=== Data in this exercise ===

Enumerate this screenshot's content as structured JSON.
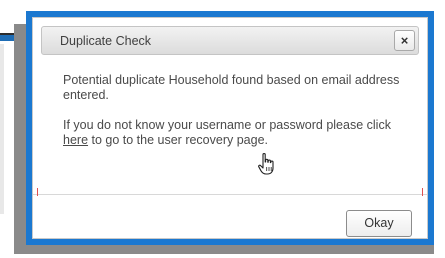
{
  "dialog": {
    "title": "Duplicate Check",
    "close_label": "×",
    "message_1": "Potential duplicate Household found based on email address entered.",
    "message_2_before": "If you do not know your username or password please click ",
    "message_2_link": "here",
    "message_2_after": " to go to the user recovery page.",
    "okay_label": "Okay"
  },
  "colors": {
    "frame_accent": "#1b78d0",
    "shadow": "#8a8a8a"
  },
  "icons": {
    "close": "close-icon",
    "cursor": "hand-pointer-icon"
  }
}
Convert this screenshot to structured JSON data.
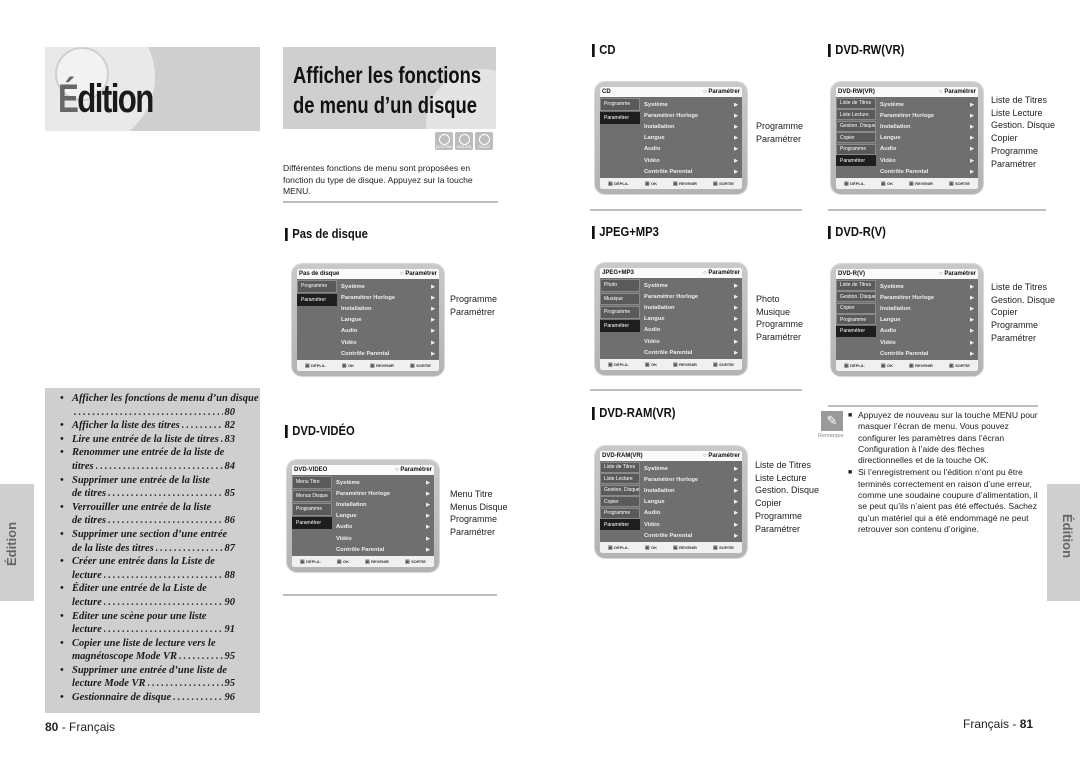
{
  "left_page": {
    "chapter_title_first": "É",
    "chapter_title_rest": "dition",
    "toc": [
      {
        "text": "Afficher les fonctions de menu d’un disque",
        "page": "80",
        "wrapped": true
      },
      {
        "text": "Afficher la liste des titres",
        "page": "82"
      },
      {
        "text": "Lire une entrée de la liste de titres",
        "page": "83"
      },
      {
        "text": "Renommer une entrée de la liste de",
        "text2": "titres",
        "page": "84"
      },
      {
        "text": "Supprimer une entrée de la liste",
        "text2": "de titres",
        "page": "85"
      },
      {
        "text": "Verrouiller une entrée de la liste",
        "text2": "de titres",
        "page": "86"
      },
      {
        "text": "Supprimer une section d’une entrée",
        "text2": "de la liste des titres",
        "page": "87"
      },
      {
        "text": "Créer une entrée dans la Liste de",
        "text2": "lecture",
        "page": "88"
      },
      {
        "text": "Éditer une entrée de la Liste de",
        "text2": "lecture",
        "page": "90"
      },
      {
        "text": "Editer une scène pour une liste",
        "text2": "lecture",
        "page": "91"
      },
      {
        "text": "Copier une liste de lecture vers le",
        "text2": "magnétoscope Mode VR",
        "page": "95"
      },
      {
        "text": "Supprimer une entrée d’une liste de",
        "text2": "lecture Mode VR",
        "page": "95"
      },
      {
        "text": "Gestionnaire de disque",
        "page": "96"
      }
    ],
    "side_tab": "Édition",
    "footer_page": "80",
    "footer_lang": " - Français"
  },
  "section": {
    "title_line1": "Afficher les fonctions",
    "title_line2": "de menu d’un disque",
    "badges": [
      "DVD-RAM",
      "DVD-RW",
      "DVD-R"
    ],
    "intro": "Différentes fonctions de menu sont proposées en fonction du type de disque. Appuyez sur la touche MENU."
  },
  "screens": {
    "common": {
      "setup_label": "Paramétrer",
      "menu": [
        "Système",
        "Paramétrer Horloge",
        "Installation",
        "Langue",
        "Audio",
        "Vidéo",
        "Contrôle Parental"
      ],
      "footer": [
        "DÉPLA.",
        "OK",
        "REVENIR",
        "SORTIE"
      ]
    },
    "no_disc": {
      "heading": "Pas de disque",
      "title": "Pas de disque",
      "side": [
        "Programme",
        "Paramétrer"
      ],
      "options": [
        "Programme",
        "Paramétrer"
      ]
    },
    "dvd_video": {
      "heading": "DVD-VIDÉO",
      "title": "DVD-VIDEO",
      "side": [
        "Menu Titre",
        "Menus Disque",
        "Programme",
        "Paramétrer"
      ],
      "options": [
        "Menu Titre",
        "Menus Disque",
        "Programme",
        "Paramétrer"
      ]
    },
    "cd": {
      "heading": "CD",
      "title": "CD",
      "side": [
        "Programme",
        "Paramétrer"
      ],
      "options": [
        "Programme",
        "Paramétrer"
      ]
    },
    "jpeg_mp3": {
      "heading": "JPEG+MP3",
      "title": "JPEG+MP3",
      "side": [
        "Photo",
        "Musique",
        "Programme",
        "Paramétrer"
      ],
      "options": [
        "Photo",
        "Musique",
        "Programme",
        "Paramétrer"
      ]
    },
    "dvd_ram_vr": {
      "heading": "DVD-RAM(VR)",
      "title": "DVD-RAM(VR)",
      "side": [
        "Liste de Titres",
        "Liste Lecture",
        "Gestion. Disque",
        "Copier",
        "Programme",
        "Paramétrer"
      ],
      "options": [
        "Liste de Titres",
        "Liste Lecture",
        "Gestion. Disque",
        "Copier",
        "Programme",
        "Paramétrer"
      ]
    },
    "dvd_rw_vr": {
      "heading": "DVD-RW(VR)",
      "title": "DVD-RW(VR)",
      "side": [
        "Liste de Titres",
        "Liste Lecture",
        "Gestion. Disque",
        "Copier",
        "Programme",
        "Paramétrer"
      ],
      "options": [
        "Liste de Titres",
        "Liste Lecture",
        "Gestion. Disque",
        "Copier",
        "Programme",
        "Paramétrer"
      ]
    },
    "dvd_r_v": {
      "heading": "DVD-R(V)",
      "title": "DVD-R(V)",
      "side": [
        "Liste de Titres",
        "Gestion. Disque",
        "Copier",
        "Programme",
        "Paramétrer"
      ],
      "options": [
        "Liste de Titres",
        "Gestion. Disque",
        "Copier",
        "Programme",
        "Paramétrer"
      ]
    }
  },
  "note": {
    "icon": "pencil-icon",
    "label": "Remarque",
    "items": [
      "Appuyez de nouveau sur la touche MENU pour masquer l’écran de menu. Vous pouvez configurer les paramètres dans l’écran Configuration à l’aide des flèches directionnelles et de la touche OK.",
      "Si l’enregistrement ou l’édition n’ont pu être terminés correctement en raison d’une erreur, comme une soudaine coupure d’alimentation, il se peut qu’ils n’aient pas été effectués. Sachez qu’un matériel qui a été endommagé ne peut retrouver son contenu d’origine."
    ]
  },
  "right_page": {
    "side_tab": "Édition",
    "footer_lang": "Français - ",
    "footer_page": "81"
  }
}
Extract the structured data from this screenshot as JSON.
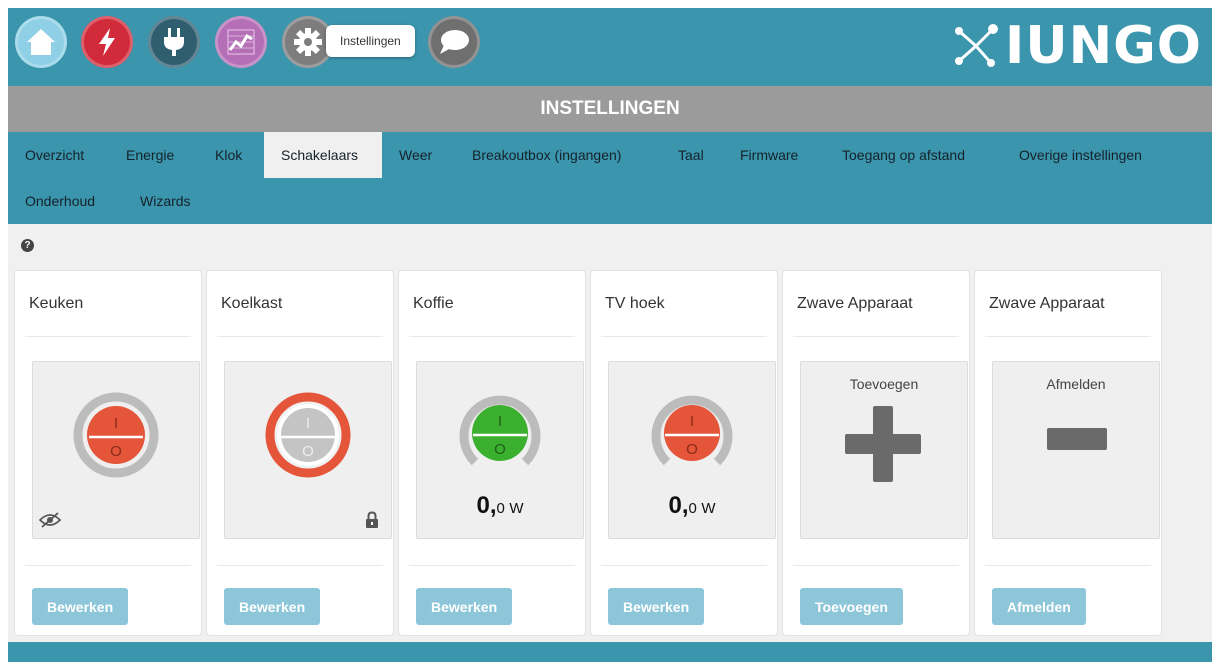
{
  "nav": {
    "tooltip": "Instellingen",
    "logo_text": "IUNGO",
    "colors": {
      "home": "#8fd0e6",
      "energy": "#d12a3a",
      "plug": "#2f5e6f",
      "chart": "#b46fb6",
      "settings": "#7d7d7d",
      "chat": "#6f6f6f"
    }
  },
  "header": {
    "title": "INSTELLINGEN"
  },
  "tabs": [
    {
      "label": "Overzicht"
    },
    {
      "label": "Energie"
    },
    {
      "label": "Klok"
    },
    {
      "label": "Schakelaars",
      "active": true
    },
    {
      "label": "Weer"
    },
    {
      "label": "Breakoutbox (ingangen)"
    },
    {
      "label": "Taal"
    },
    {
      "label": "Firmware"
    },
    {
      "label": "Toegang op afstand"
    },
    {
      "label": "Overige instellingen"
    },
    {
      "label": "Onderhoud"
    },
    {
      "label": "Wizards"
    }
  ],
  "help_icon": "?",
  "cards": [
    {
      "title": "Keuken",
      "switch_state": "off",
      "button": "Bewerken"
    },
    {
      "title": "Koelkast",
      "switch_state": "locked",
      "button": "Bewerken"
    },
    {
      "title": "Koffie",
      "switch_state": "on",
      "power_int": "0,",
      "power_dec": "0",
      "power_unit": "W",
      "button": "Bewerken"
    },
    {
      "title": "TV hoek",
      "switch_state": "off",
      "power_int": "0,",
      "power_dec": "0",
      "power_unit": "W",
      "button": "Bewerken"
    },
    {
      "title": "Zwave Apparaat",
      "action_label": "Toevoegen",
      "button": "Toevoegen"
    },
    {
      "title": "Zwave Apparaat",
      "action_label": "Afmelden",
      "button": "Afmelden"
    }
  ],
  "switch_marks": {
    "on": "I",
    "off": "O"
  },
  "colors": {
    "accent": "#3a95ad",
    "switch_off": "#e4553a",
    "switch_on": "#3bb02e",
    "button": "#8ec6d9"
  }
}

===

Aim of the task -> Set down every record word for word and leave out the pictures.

Task solution ->
Enumerate this screenshot's content as structured JSON.
{
  "dialog": {
    "title": "Duplicate Check",
    "close_label": "×",
    "message_1": "Potential duplicate Household found based on email address entered.",
    "message_2_before": "If you do not know your username or password please click ",
    "message_2_link": "here",
    "message_2_after": " to go to the user recovery page.",
    "okay_label": "Okay"
  },
  "colors": {
    "frame_accent": "#1b78d0",
    "shadow": "#8a8a8a"
  },
  "icons": {
    "close": "close-icon",
    "cursor": "hand-pointer-icon"
  }
}
Convert this screenshot to structured JSON data.
{
  "left_page": {
    "chapter_title_first": "É",
    "chapter_title_rest": "dition",
    "toc": [
      {
        "text": "Afficher les fonctions de menu d’un disque",
        "page": "80",
        "wrapped": true
      },
      {
        "text": "Afficher la liste des titres",
        "page": "82"
      },
      {
        "text": "Lire une entrée de la liste de titres",
        "page": "83"
      },
      {
        "text": "Renommer une entrée de la liste de",
        "text2": "titres",
        "page": "84"
      },
      {
        "text": "Supprimer une entrée de la liste",
        "text2": "de titres",
        "page": "85"
      },
      {
        "text": "Verrouiller une entrée de la liste",
        "text2": "de titres",
        "page": "86"
      },
      {
        "text": "Supprimer une section d’une entrée",
        "text2": "de la liste des titres",
        "page": "87"
      },
      {
        "text": "Créer une entrée dans la Liste de",
        "text2": "lecture",
        "page": "88"
      },
      {
        "text": "Éditer une entrée de la Liste de",
        "text2": "lecture",
        "page": "90"
      },
      {
        "text": "Editer une scène pour une liste",
        "text2": "lecture",
        "page": "91"
      },
      {
        "text": "Copier une liste de lecture vers le",
        "text2": "magnétoscope Mode VR",
        "page": "95"
      },
      {
        "text": "Supprimer une entrée d’une liste de",
        "text2": "lecture Mode VR",
        "page": "95"
      },
      {
        "text": "Gestionnaire de disque",
        "page": "96"
      }
    ],
    "side_tab": "Édition",
    "footer_page": "80",
    "footer_lang": " - Français"
  },
  "section": {
    "title_line1": "Afficher les fonctions",
    "title_line2": "de menu d’un disque",
    "badges": [
      "DVD-RAM",
      "DVD-RW",
      "DVD-R"
    ],
    "intro": "Différentes fonctions de menu sont proposées en fonction du type de disque. Appuyez sur la touche MENU."
  },
  "screens": {
    "common": {
      "setup_label": "Paramétrer",
      "menu": [
        "Système",
        "Paramétrer Horloge",
        "Installation",
        "Langue",
        "Audio",
        "Vidéo",
        "Contrôle Parental"
      ],
      "footer": [
        "DÉPLA.",
        "OK",
        "REVENIR",
        "SORTIE"
      ]
    },
    "no_disc": {
      "heading": "Pas de disque",
      "title": "Pas de disque",
      "side": [
        "Programme",
        "Paramétrer"
      ],
      "options": [
        "Programme",
        "Paramétrer"
      ]
    },
    "dvd_video": {
      "heading": "DVD-VIDÉO",
      "title": "DVD-VIDEO",
      "side": [
        "Menu Titre",
        "Menus Disque",
        "Programme",
        "Paramétrer"
      ],
      "options": [
        "Menu Titre",
        "Menus Disque",
        "Programme",
        "Paramétrer"
      ]
    },
    "cd": {
      "heading": "CD",
      "title": "CD",
      "side": [
        "Programme",
        "Paramétrer"
      ],
      "options": [
        "Programme",
        "Paramétrer"
      ]
    },
    "jpeg_mp3": {
      "heading": "JPEG+MP3",
      "title": "JPEG+MP3",
      "side": [
        "Photo",
        "Musique",
        "Programme",
        "Paramétrer"
      ],
      "options": [
        "Photo",
        "Musique",
        "Programme",
        "Paramétrer"
      ]
    },
    "dvd_ram_vr": {
      "heading": "DVD-RAM(VR)",
      "title": "DVD-RAM(VR)",
      "side": [
        "Liste de Titres",
        "Liste Lecture",
        "Gestion. Disque",
        "Copier",
        "Programme",
        "Paramétrer"
      ],
      "options": [
        "Liste de Titres",
        "Liste Lecture",
        "Gestion. Disque",
        "Copier",
        "Programme",
        "Paramétrer"
      ]
    },
    "dvd_rw_vr": {
      "heading": "DVD-RW(VR)",
      "title": "DVD-RW(VR)",
      "side": [
        "Liste de Titres",
        "Liste Lecture",
        "Gestion. Disque",
        "Copier",
        "Programme",
        "Paramétrer"
      ],
      "options": [
        "Liste de Titres",
        "Liste Lecture",
        "Gestion. Disque",
        "Copier",
        "Programme",
        "Paramétrer"
      ]
    },
    "dvd_r_v": {
      "heading": "DVD-R(V)",
      "title": "DVD-R(V)",
      "side": [
        "Liste de Titres",
        "Gestion. Disque",
        "Copier",
        "Programme",
        "Paramétrer"
      ],
      "options": [
        "Liste de Titres",
        "Gestion. Disque",
        "Copier",
        "Programme",
        "Paramétrer"
      ]
    }
  },
  "note": {
    "icon": "pencil-icon",
    "label": "Remarque",
    "items": [
      "Appuyez de nouveau sur la touche MENU pour masquer l’écran de menu. Vous pouvez configurer les paramètres dans l’écran Configuration à l’aide des flèches directionnelles et de la touche OK.",
      "Si l’enregistrement ou l’édition n’ont pu être terminés correctement en raison d’une erreur, comme une soudaine coupure d’alimentation, il se peut qu’ils n’aient pas été effectués. Sachez qu’un matériel qui a été endommagé ne peut retrouver son contenu d’origine."
    ]
  },
  "right_page": {
    "side_tab": "Édition",
    "footer_lang": "Français - ",
    "footer_page": "81"
  }
}
Extract the structured data from this screenshot as JSON.
{
  "nav": {
    "tooltip": "Instellingen",
    "logo_text": "IUNGO",
    "colors": {
      "home": "#8fd0e6",
      "energy": "#d12a3a",
      "plug": "#2f5e6f",
      "chart": "#b46fb6",
      "settings": "#7d7d7d",
      "chat": "#6f6f6f"
    }
  },
  "header": {
    "title": "INSTELLINGEN"
  },
  "tabs": [
    {
      "label": "Overzicht"
    },
    {
      "label": "Energie"
    },
    {
      "label": "Klok"
    },
    {
      "label": "Schakelaars",
      "active": true
    },
    {
      "label": "Weer"
    },
    {
      "label": "Breakoutbox (ingangen)"
    },
    {
      "label": "Taal"
    },
    {
      "label": "Firmware"
    },
    {
      "label": "Toegang op afstand"
    },
    {
      "label": "Overige instellingen"
    },
    {
      "label": "Onderhoud"
    },
    {
      "label": "Wizards"
    }
  ],
  "help_icon": "?",
  "cards": [
    {
      "title": "Keuken",
      "switch_state": "off",
      "button": "Bewerken"
    },
    {
      "title": "Koelkast",
      "switch_state": "locked",
      "button": "Bewerken"
    },
    {
      "title": "Koffie",
      "switch_state": "on",
      "power_int": "0,",
      "power_dec": "0",
      "power_unit": "W",
      "button": "Bewerken"
    },
    {
      "title": "TV hoek",
      "switch_state": "off",
      "power_int": "0,",
      "power_dec": "0",
      "power_unit": "W",
      "button": "Bewerken"
    },
    {
      "title": "Zwave Apparaat",
      "action_label": "Toevoegen",
      "button": "Toevoegen"
    },
    {
      "title": "Zwave Apparaat",
      "action_label": "Afmelden",
      "button": "Afmelden"
    }
  ],
  "switch_marks": {
    "on": "I",
    "off": "O"
  },
  "colors": {
    "accent": "#3a95ad",
    "switch_off": "#e4553a",
    "switch_on": "#3bb02e",
    "button": "#8ec6d9"
  }
}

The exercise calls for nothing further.